McDonald’s sacks chief over relationship with employee
McDonald’s has dumped its chief executive Steve Easterbrook after he engaged in a relationship with a colleague, the company announced on Sunday.
Mr Easterbrook, who has been credited with doubling the company’s share price since becoming chief executive in March 2015, “violated company policy and demonstrated poor judgment involving a recent consensual relationship with an employee,” the company said.
The fast-food giant has appointed Chris Kempczinski to the role of chief executive and president. He was previously president of McDonald’s US business.
Mr Easterbrook, who is British, wrote in an email to McDonald’s staff: “I engaged in a recent consensual relationship with an employee, which violated McDonald’s policy. This was a mistake. Given the values of the company, I agree with the board that it is time for me to move on. Beyond this, I hope you can respect my desire to maintain my privacy.”

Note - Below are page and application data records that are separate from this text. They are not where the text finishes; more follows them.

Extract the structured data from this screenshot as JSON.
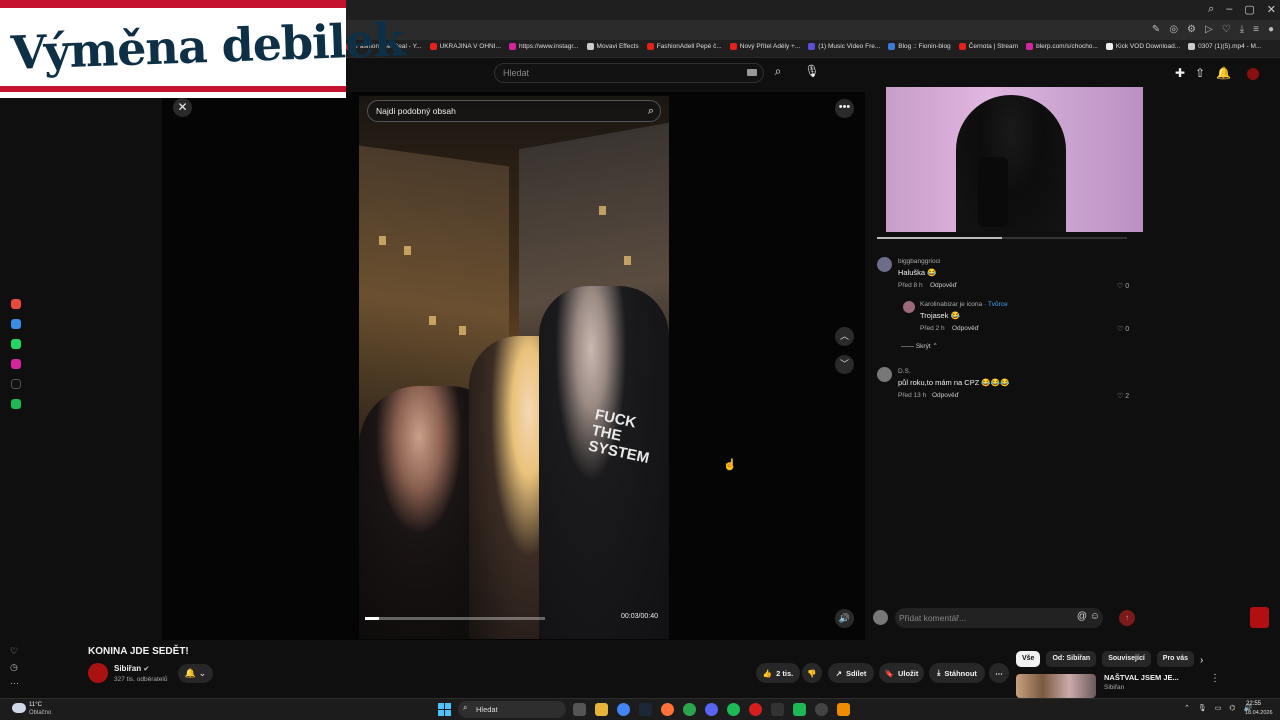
{
  "overlay": {
    "title": "Výměna debilek"
  },
  "browser": {
    "bookmarks": [
      {
        "label": "FashionAdellReal - Y...",
        "color": "#e62117"
      },
      {
        "label": "UKRAJINA V OHNI...",
        "color": "#e62117"
      },
      {
        "label": "https://www.instagr...",
        "color": "#d6249f"
      },
      {
        "label": "Movavi Effects",
        "color": "#cccccc"
      },
      {
        "label": "FashionAdell Pepé č...",
        "color": "#e62117"
      },
      {
        "label": "Nový Přítel Adély +...",
        "color": "#e62117"
      },
      {
        "label": "(1) Music Video Fre...",
        "color": "#5b4fd8"
      },
      {
        "label": "Blog :: Fionin-blog",
        "color": "#3a7bd5"
      },
      {
        "label": "Černota | Stream",
        "color": "#e62117"
      },
      {
        "label": "blerp.com/s/chocho...",
        "color": "#d6249f"
      },
      {
        "label": "Kick VOD Download...",
        "color": "#eeeeee"
      },
      {
        "label": "0307 (1)(5).mp4 - M...",
        "color": "#cccccc"
      }
    ]
  },
  "header": {
    "search_placeholder": "Hledat"
  },
  "player": {
    "video_search_placeholder": "Najdi podobný obsah",
    "shirt_text": "FUCK THE SYSTEM",
    "time": "00:03/00:40",
    "progress": 0.075,
    "live_bar_progress": 0.5
  },
  "comments": [
    {
      "user": "biggbanggrioci",
      "text": "Haluška 😂",
      "time": "Před 8 h",
      "reply": "Odpověď",
      "likes": "0",
      "avatar": "#6d6d8a"
    },
    {
      "user": "Karolinabizar je icona",
      "creator": "· Tvůrce",
      "text": "Trojasek 😂",
      "time": "Před 2 h",
      "reply": "Odpověď",
      "likes": "0",
      "avatar": "#9a6a7a"
    },
    {
      "user": "D.S.",
      "text": "půl roku,to mám na CPZ 😂😂😂",
      "time": "Před 13 h",
      "reply": "Odpověď",
      "likes": "2",
      "avatar": "#777777"
    }
  ],
  "comment_collapse": "Skrýt",
  "comment_box": {
    "placeholder": "Přidat komentář..."
  },
  "video": {
    "title": "KONINA JDE SEDĚT!",
    "channel": "Sibiřan",
    "subscribers": "327 tis. odběratelů",
    "likes": "2 tis.",
    "share": "Sdílet",
    "save": "Uložit",
    "download": "Stáhnout"
  },
  "chips": [
    "Vše",
    "Od: Sibiřan",
    "Související",
    "Pro vás"
  ],
  "recommended": {
    "title": "NAŠTVAL JSEM JE...",
    "channel": "Sibiřan"
  },
  "taskbar": {
    "temp": "11°C",
    "weather": "Oblačno",
    "search": "Hledat",
    "time": "22:55",
    "date": "18.04.2026"
  }
}
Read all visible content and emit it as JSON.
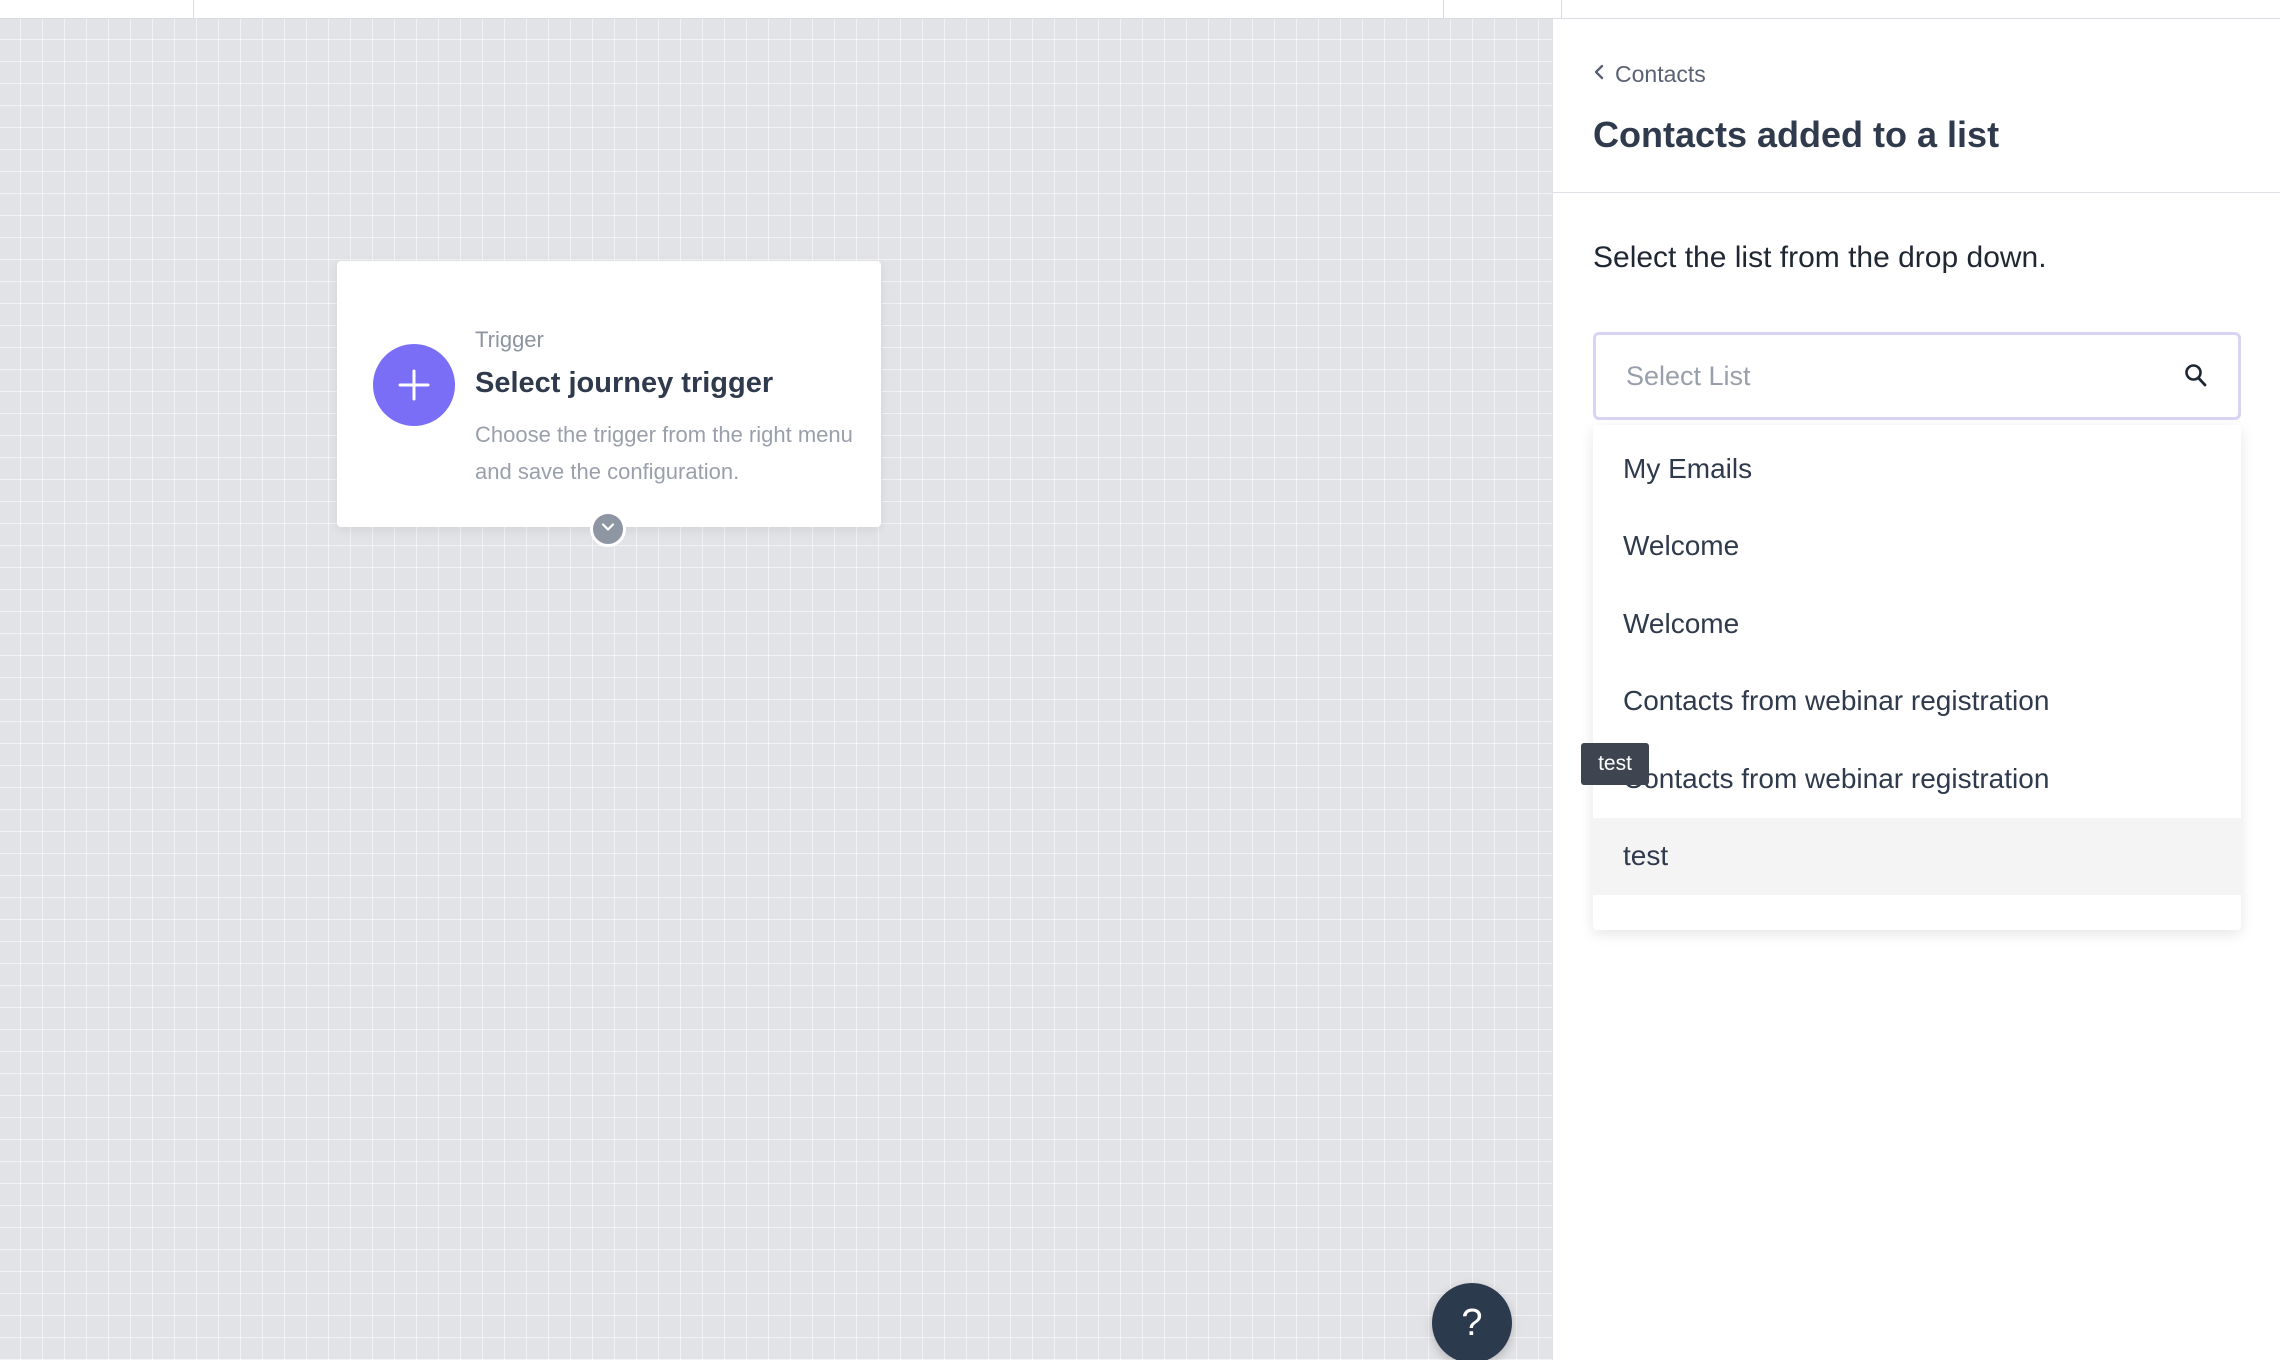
{
  "canvas": {
    "trigger_card": {
      "kicker": "Trigger",
      "title": "Select journey trigger",
      "description": "Choose the trigger from the right menu and save the configuration."
    },
    "help_button_label": "?"
  },
  "panel": {
    "breadcrumb": "Contacts",
    "title": "Contacts added to a list",
    "instruction": "Select the list from the drop down.",
    "select": {
      "placeholder": "Select List",
      "value": ""
    },
    "dropdown_items": [
      "My Emails",
      "Welcome",
      "Welcome",
      "Contacts from webinar registration",
      "Contacts from webinar registration",
      "test"
    ],
    "highlighted_item": "test"
  },
  "tooltip": {
    "text": "test"
  },
  "colors": {
    "accent": "#7b6ef6",
    "help_button": "#2c3a4e",
    "canvas_bg": "#e2e3e7",
    "tooltip_bg": "#3f4451"
  },
  "icons": {
    "breadcrumb_back": "chevron-left-icon",
    "trigger": "plus-icon",
    "expand": "chevron-down-icon",
    "search": "search-icon"
  }
}
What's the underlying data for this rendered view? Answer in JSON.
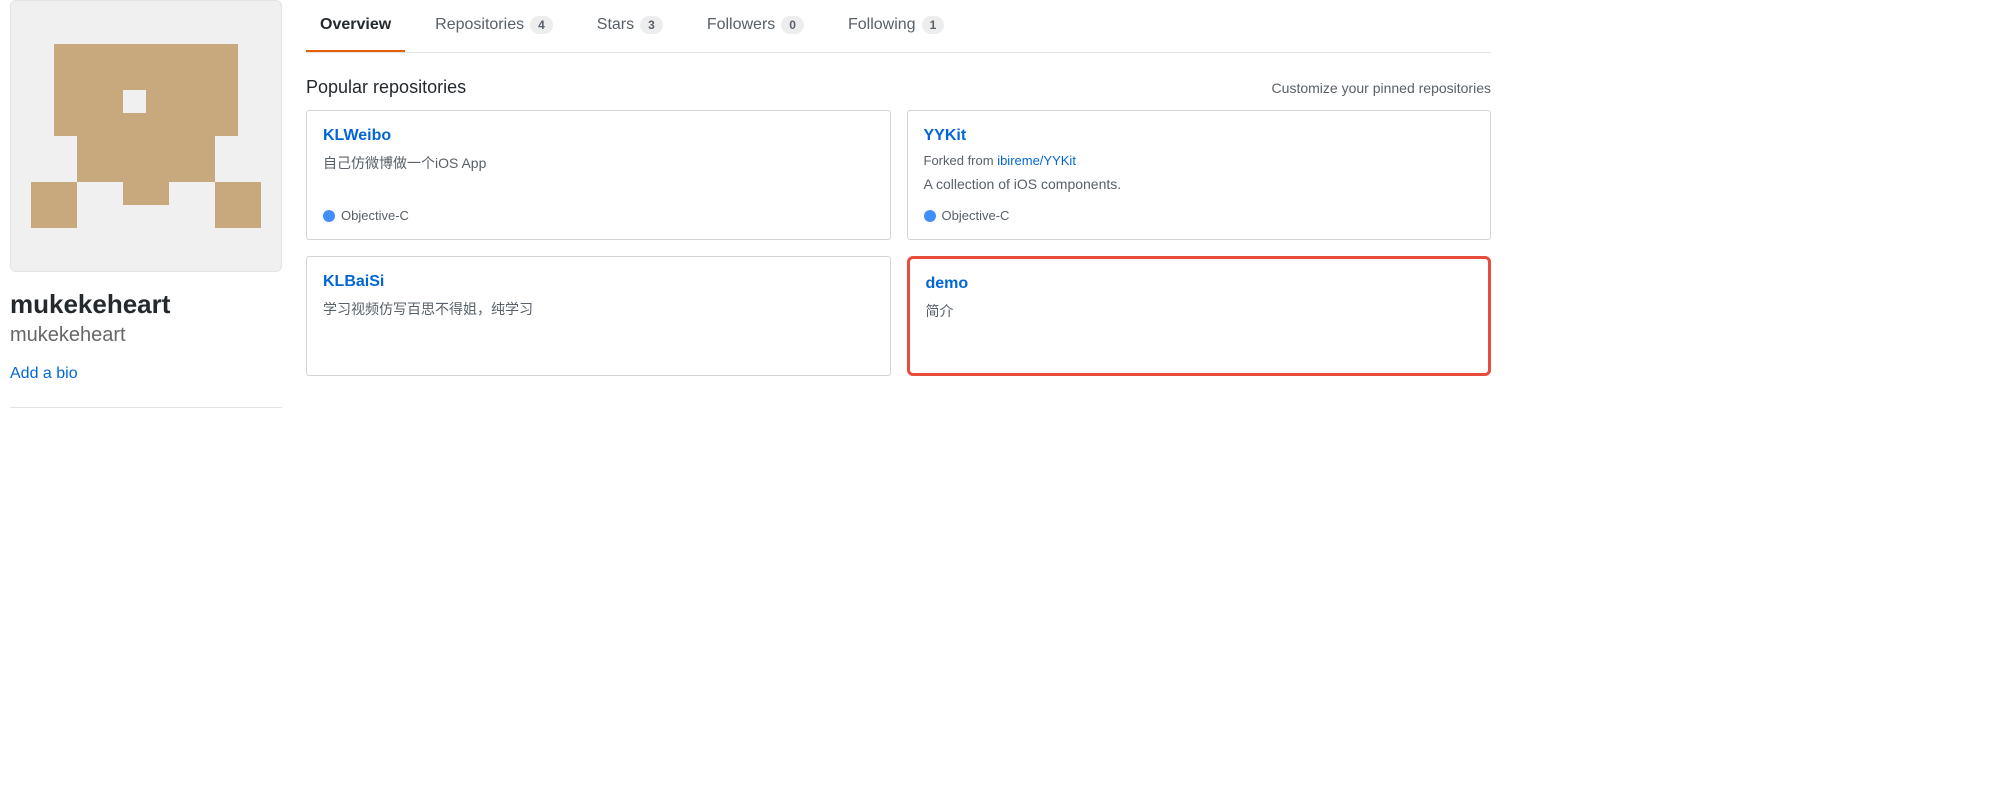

Mr Kempczinski joined McDonald’s in 2015 to oversee global strategy, business development and innovation. He described Mr Easterbrook as “a patient and helpful mentor” in a memo to staff.
Joe Erlinger, McDonald’s president of international operated markets who joined the company in 2002, will become president of the US business.
McDonald’s has more than 38,000 locations spanning 100 countries, including 14,000 in the US alone.
Mr Easterbrook tried to turn McDonald’s round from a waning fast-food empire to a “modern, progressive burger company”, in his words. As consumers switched to healthier alternatives and sales fell across the industry, he tried to spur growth with initiatives including revitalising the menu and serving breakfast throughout the day.
The group installed electronic screens in its restaurants allowing customers to order and customise their meals. In March, the company acquired artificial intelligence business Dynamic Yield for $300m to further expand its ability to allow restaurant goers to customise their meals.
But last month it reported disappointing sales growth in the US as it faced growing competition from rivals including Burger King, KFC and Dunkin’ Brands, which have all been revamping their menus and offering plant-based alternatives.